> [WHAT THE TASK REQUIRES]
Show all lines of the entries in which the word "Traffic" is found.

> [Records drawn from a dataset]
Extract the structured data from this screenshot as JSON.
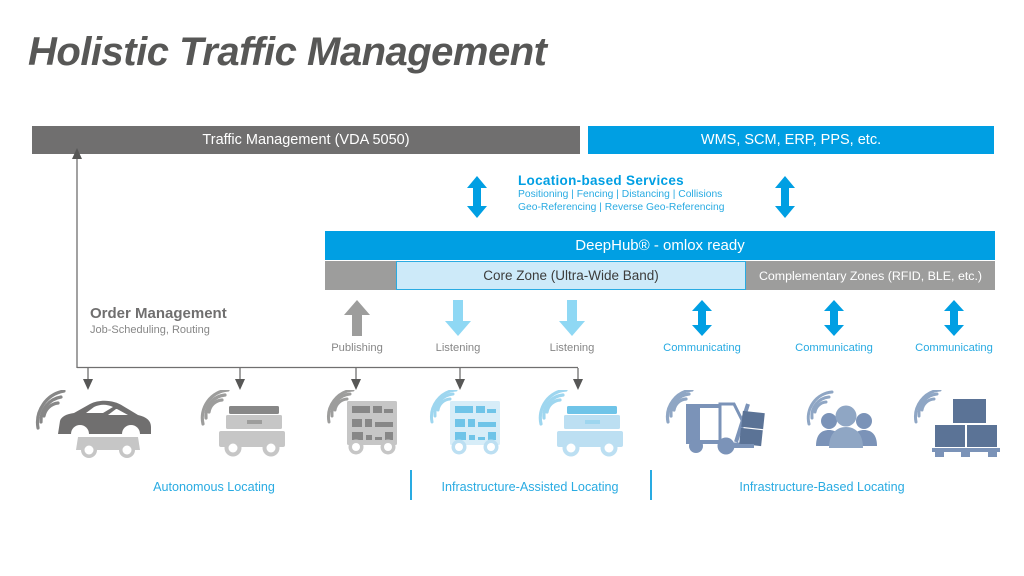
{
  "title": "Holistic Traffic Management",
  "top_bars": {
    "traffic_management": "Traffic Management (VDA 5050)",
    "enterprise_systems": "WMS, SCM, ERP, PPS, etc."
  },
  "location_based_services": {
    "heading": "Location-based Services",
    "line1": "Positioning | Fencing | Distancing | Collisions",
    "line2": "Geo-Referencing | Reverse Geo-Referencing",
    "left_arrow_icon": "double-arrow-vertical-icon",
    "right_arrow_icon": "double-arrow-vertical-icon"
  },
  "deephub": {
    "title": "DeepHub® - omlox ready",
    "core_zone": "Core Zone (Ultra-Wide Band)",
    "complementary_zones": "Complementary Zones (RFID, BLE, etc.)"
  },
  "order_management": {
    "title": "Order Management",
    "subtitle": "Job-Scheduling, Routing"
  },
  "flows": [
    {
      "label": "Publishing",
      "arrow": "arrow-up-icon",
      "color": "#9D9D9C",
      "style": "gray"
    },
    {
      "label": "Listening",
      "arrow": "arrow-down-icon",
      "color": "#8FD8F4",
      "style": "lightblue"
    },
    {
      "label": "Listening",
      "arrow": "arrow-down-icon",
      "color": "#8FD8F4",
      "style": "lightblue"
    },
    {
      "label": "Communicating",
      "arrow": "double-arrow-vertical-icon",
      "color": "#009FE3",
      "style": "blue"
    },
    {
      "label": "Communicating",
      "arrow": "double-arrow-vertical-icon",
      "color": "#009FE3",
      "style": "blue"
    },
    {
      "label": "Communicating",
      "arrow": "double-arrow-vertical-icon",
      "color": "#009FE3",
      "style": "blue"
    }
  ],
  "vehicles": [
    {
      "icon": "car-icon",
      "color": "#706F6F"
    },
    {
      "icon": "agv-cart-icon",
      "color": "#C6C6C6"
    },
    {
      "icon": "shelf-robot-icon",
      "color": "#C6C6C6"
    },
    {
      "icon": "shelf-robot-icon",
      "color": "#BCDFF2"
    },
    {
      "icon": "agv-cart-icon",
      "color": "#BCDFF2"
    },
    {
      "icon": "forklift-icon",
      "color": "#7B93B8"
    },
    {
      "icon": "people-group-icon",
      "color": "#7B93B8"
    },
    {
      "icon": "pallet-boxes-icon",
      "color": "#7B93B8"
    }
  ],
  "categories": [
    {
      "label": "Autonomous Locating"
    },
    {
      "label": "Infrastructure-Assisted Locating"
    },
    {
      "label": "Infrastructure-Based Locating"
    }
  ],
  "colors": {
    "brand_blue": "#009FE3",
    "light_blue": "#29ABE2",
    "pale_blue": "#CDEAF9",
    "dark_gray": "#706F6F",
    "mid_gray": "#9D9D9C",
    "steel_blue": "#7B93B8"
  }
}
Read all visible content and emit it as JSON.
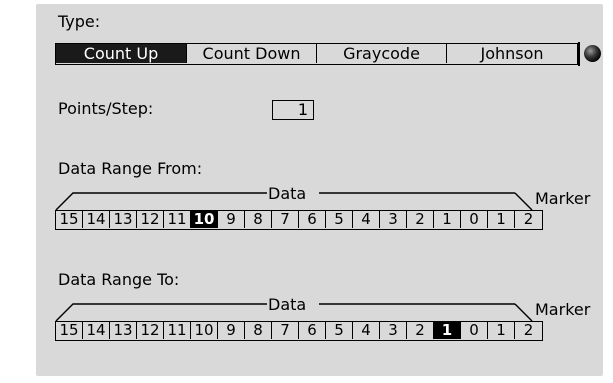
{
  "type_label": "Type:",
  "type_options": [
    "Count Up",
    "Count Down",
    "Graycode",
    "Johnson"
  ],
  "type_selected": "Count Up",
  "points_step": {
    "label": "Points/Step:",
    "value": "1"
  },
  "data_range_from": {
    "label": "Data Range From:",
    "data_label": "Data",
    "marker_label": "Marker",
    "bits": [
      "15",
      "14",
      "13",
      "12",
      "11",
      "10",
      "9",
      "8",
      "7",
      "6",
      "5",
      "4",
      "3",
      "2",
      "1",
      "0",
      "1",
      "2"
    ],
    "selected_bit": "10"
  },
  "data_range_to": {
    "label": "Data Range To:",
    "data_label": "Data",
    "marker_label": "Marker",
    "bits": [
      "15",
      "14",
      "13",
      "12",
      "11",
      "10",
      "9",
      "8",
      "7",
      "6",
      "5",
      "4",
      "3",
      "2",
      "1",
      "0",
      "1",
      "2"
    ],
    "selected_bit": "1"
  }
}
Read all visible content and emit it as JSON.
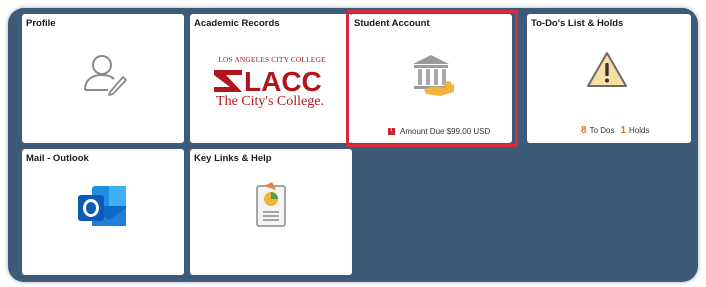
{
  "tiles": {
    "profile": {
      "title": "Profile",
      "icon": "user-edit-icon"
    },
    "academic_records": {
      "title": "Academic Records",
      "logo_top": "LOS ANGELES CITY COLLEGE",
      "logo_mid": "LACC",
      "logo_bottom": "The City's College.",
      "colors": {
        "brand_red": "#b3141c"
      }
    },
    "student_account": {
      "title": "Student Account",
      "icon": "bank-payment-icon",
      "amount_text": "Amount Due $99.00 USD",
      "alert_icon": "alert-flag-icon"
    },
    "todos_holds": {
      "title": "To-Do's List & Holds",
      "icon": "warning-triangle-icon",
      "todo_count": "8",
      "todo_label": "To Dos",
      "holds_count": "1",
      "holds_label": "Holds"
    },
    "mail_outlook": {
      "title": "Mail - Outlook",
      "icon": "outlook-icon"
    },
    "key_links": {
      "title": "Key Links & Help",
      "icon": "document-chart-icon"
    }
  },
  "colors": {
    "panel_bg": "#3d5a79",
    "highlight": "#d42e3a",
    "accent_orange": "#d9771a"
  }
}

> [WRITTEN SOLUTION]
  "title": "Holistic Traffic Management",
    "traffic_management": "Traffic Management (VDA 5050)",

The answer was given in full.